If we talk about the Netherlands, the Authority for the Financial Markets has asked the governing body to not allow the anonymous trading and exchange of cryptocurrencies. Only regulator-licensed individuals are allowed to participate in the crypto industry of the country. This has largely limited the crypto industry to a small number of licensed individuals.
In Bulgaria, the local tax authority has been into investigating the crypto trade. The tax authorities are planning to collect 10% of the profits derived from the investments made in the crypto sector. Another important issue is that the tax authority’s have already placed tremendous regulatory pressure and expenses on industry actors which could damage the crypto sector in the nation.
The tiny nation, Liechtenstein has been punching above its weight when it comes to blockchain technology. The “Blockchain Act” of Liechtenstein was announced in spring last year. This Act set clear rules for the blockchain technology and the firms which used the technology.
Liechtenstein will not be regulating cryptocurrency itself but it would be regulating the flow of crypto assets which includes tradeable security tokens. This law could make the tiny nation a centre of innovation for the blockchain community.
Across the continent of Europe, the cryptocurrency markets of Malta and Switzerland have for long been considered as the most vibrant. Unlike the other EU nations, which are always a step behind when it comes to innovations, Malta has decided to design their nation into a “Blockchain Island”. Malta will be the first legal jurisdiction in the world to provide full regulatory coverage to blockchain technology.
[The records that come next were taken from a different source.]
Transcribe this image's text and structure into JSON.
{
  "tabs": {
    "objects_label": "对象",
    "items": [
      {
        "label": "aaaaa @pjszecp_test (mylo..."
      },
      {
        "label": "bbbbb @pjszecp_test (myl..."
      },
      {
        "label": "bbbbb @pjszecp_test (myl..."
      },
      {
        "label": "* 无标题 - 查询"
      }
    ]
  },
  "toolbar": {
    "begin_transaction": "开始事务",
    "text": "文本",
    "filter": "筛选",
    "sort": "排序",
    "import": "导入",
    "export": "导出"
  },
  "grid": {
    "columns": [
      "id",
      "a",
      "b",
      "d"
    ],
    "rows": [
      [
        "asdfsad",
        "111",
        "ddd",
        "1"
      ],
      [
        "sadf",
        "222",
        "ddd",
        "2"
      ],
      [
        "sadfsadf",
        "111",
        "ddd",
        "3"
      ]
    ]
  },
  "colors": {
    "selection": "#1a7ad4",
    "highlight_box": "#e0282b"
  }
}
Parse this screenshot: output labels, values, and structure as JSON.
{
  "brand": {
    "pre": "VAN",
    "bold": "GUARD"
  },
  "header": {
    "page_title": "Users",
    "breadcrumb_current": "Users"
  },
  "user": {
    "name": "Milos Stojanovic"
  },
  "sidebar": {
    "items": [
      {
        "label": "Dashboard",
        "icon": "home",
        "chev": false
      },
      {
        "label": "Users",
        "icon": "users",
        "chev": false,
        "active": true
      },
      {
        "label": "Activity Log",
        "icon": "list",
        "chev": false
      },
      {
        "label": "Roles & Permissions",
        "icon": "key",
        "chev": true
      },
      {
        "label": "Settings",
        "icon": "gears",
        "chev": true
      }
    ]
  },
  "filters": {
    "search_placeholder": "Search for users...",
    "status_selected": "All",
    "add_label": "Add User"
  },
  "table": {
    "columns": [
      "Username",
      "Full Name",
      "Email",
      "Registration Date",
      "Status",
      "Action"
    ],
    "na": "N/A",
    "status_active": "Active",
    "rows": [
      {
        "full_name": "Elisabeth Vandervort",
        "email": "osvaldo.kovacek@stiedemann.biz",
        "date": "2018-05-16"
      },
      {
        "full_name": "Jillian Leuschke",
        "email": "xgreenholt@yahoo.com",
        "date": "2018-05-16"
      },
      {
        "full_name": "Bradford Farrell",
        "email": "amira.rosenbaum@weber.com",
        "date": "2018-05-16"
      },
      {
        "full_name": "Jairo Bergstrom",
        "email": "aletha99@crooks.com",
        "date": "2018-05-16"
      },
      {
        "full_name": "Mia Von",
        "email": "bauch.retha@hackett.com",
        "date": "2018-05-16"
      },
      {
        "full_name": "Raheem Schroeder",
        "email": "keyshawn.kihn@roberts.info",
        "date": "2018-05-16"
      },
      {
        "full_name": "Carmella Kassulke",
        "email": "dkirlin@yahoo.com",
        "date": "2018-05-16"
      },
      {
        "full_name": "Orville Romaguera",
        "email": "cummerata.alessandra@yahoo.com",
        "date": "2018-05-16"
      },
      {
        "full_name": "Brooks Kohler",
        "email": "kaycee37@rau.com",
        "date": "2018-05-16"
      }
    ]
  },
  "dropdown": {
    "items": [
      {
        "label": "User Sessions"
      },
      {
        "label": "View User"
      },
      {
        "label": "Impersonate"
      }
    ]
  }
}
Switzerland has been positive and progressive towards the crypto sector. Switzerland has taken upon itself to lead the crypto innovation and revolution in Europe. The country has been home to Zug, which is a blockchain valley that acts as an incubator for new blockchain firms. The government of Switzerland has taken a creative approach to the crypto regulation, by the adoption of the existing financial laws which are needed for the blockchain sector. A draft proposal has been expected in the first quarter of this year.